  8. More on the project • Four milestones: • ”The background cosmology” (February 24th) • Solve the Friedmann equations, to know how the average, large-scale and uniform space itself behaves • ”Recombination” (March 22th) • Compute the electron density of the universe as a function of time, to know how often photons scatter at any time • Done by solving the Saha and Peebles’ equations • ”Evolution of matter in the universe” (April 14th) • Track the evolution of a single Fourier mode from just after inflation until today, by solving the Boltzmann and Einstein equations in space and time • ”The CMB power spectrum” (May 31st) • Compute the CMB temperature spectrum, by averaging the photon fluctuations over all scales and random realizations, and projecting them onto a sphere

  9. Rules for the project • Deliverables: • For each milestone, a short report (~1-2 pages of text, not counting figures) is to be written • Computer code is to be submitted using Mercurial • Collaboration: • No collaboration on ”future” milestones • No restrictions at all on passed milestones; copy codes if you want! • Note that I should be considered a legal aid; do ask me if something doesn’t work or is unclear – I’ll do my best to help! • Grading: • Each milestone can give 25 points • Errors, bad coding practice will lead to lost points • Note: Coding style gives points; write clear and well documented code!

  10. Programming language? • You are completely free to choose whatever language you want • However, I only know F90 very well, and if you want help from me, you better choose F90 too. • Recommendations: • If you trust yourself to be an experienced programmer, choose whatever you are most comfortable with • If you are less experienced, choose F90, so that I can help you out if and when you get stuck 

  11. Exam • Written exam will be held ~10th to 15th of July • Suggestions? • Problems will be a mix of • analytic calculations • e.g., linearize some equations • interpretation of plots derived during project work • e.g., what does this plot of the visibility function tell us? • questions on physical intuition • e.g., what is the reason that the third peak is higher than the second peak in the CMB spectrum, if the baryon density is high? • Last year’s exam (and test exams) are available online

  12. AST5220 vs. AST9420 • Main differences are: • Ph. D. students will have to implement support for neutrinos and polarization in their computer codes • One problem will be different on the final exam • Note that only the AST5220 web pages will be continuously updated, but not the AST9420 pages

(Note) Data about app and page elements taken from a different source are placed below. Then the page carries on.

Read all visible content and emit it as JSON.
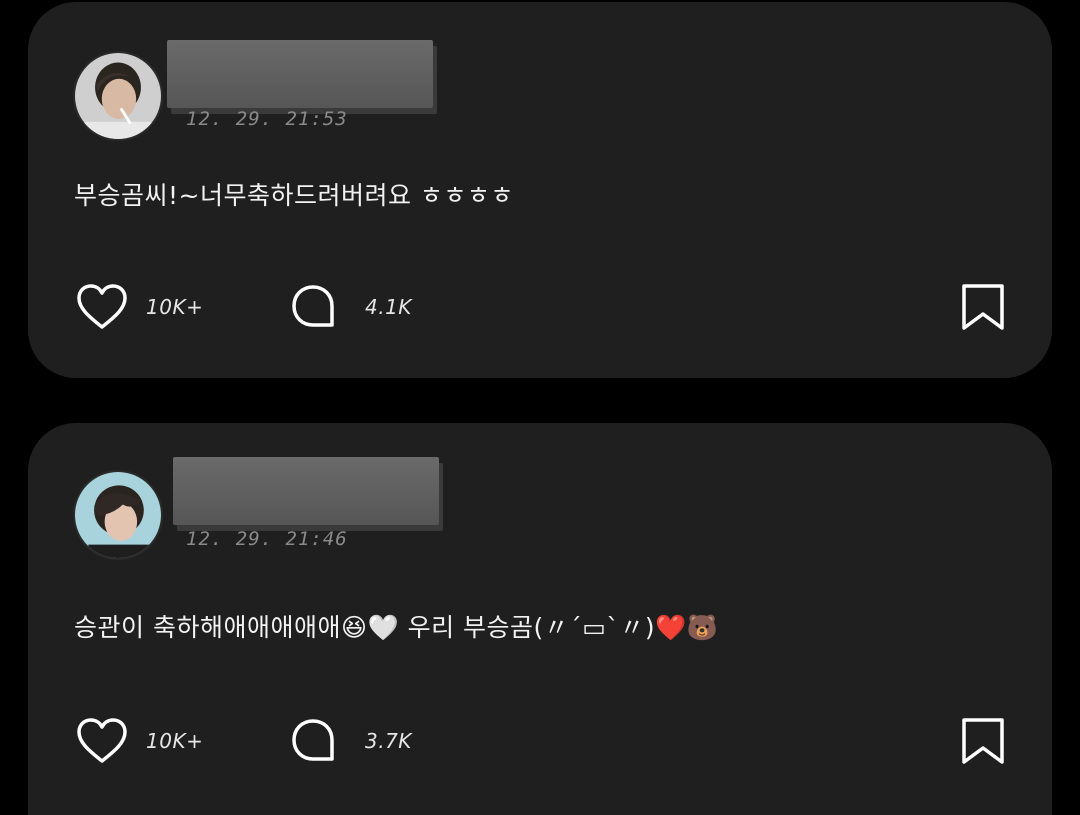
{
  "posts": [
    {
      "timestamp": "12. 29. 21:53",
      "text": "부승곰씨!~너무축하드려버려요 ㅎㅎㅎㅎ",
      "likes": "10K+",
      "comments": "4.1K"
    },
    {
      "timestamp": "12. 29. 21:46",
      "text": "승관이 축하해애애애애애😆🤍 우리 부승곰(〃´▭`〃)❤️🐻",
      "likes": "10K+",
      "comments": "3.7K"
    }
  ],
  "colors": {
    "background": "#000000",
    "card": "#1f1f1f",
    "text": "#f2f2f2",
    "muted": "#8a8a8a",
    "redaction": "#606060"
  },
  "icons": {
    "like": "heart-outline-icon",
    "comment": "speech-bubble-icon",
    "save": "bookmark-outline-icon"
  }
}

  13. Textbook, curriculum etc. • The curriculum is defined by • Chapter 1 to 8 in ”Modern cosmology” by Scott Dodelson • The material covered in the project work • In addition, there are several other useful sources of information: • ”How to calculate the CMB spectrum” by P. Callin • ”Numerical recipes”; pdfs are available online at www.nr.com • For those who chooses F90 as their programming language, Bo Einarsson’s online reference is highly recommended • http://www.nsc.liu.se/~boein/f90/ • And you will learn how to use Mercurial for version control

  14. Comparison with earlier years • Main differences from earlier years (before 2010): • 30% less material covered in twice as many lectures • Fewer heavy-duty analytic calculations • More numerical calculations • Hopefully tighter interaction between students and teachers • Whenever something is unclear, come and ask me, and we’ll try to figure it out!

  15. Tips and hints! • Set up your coding environment (editor, directories, Makefiles, Mercurial etc.) as soon as possible! • You don’t want to struggle with infrastructure problems just before a deadline • Take a quick look at the project summary pages, and keep the various sections there in mind as we go along • If possible, spend a weekend reading through chapter 1 to 8 in ”Modern cosmology” from start to finish, early in the course • You won’t understand everything, but you will get a rough idea of what we are going to do, and even more importantly, why. • As you start programming, you will probably find Callin (2005) even more useful than Dodelson!

  16. Practicalities • Email addresses • User accounts at ITA • Exam date? • Laptops? • Mountain trip?